As longer and darker nights set in, light art festivals brighten up cities and towns across the globe. We embark on a journey to investigate the stories behind the colorful installations that fill the streets with people, despite the chill. From Germany and Sweden, to Singapore and Australia – off we glow!
We start our journey in the German capital for the Festival of Lights. Every October since 2005, light projections have added color and patterns to iconic buildings and monuments. From the Brandenburg Gate to the city cathedral, the event turns Berlin itself into a piece of art. In 2015, the festival attracted more than 2.2 million visitors – reportedly resulting in 750,000 hotel bookings!
Next, to the Netherlands. Every winter the Amsterdam Light Festival sees installations scattered around the winding streets and canals in the heart of the city. Visitors can either take an evening boat tour or wrap up warm for a stroll around town. Saving energy and avoiding waste are central to this event: not only are 95% of the lights on display low-energy LEDs, the organizers also actively seek second ‘homes’ for the artworks once the festival is over.

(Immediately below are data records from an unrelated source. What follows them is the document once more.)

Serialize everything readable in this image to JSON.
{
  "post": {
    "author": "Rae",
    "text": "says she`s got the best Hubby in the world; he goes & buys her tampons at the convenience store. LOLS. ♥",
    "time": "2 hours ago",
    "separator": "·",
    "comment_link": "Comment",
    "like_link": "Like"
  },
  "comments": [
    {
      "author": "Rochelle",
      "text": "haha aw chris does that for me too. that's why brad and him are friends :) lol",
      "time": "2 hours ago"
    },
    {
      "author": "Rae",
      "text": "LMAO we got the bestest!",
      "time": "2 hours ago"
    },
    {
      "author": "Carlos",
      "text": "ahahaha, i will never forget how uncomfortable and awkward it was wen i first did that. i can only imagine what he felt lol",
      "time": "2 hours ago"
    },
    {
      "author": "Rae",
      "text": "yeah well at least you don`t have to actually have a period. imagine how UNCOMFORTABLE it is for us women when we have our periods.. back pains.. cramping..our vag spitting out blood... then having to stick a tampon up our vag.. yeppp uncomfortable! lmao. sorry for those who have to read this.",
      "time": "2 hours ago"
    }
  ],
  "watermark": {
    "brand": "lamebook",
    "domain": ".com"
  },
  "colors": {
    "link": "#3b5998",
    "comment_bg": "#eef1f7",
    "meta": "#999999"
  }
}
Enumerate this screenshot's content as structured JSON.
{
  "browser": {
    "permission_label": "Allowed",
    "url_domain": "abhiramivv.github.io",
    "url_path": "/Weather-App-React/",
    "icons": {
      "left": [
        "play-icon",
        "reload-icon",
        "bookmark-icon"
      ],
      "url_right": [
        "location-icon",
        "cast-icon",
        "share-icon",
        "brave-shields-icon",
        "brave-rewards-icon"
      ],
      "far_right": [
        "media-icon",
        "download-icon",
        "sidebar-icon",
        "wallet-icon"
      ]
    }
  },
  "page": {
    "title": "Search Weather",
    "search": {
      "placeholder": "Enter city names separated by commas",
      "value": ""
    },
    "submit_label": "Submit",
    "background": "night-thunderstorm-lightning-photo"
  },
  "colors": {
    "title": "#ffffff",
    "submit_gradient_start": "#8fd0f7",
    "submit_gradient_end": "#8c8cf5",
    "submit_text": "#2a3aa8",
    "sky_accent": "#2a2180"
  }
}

Heading north, we’re off to Sweden for Lights in Alingsås, located near the lakes in the south of the country. The idea for this festival began in 1999 when a group of students gathered in the town to experiment with different lighting designs for public buildings. The following year, the municipality entered into agreements with the Professional Lighting Designers’ Association (PLDA) and the first edition took place. Held from September to November, the small town now welcomes leading light designers and over 85,000 visitors annually.
From here we cross the Atlantic to check out Light City in Baltimore. Launched in spring 2016, it is the first large-scale, international light festival to be held in the United States. With planning for the second festival in April next year already underway, it seems it was a success. The first event focused around the city’s harbor and attracted over 400,000 visitors. Among the installations were hundreds of illuminated sculptures resembling a flotilla of paper boats. The brightest idea however was the array of snacks available: "lighted" cotton candy anyone?
Down to South America, we land in Colombia for Medellin’s Christmas lights. Known as El Alumbrado, it is one of the most expensive light displays in the world. Looking at the images, you can see why! In 2015 there were a reported 40,000 decorations made up of 900 kilometers of illuminated strings and 31 million LED lights. In 2012, National Geographic listed Medellin as one of the 10 best places in the world to see Christmas lights.
Off to Asia, where we are spoilt for choice. First stop: Japan for Kobe Luminarie. This festival has been held every December since 1995 to commemorate the Great Hanshin earthquake – one of the most devastating in Japan's history. After the earthquake Kobe was without lights, so the festival was held to give people hope. Originally it was supposed to be a one-off event, but popular demand has seen it return again and again. Today it is a strong symbol of the city’s recovery. The Italian name and style of the festival reflects the fact that the lights were donated by the Italian government, and that one of the two designers is Italian.
Now onto the Harbin Festival, taking place in January and February in China. Similar to the festival in Berlin, the event sees colorful light beamed onto structures. The only difference is that the structures are made of ice! Every winter, the city becomes home to the International Snow and Ice Festival. For weeks on end the structures and sculptures remain in perfect condition thanks to the sub-zero temperatures that can be found in the north of China. Every evening, multicolored lights add a touch of color to the otherwise very bleak and white landscape.
Next, a stop in Singapore for the i Light Marina Bay festival. Known as Asia’s leading sustainable light art festival, over 20 installations line the waterfront every spring. As the event coincides with the annual Earth Day, all the festival lights are temporarily switched off. The campaign ‘Switch Off, Turn Up’ also runs alongside the event with the aim of offsetting the event’s power consumption. It encourages people to switch off lights when not in use and turn up the temperature of air conditioning.
And finally to Australia for Vivid Sydney, an event that began as a smart light festival in 2009 promoting energy efficiency and a reduction of obtrusive light into the night atmosphere. Taking place in May and June, the festival now includes projections onto some of the city’s most famous buildings and bridges – the Opera House has never looked so good.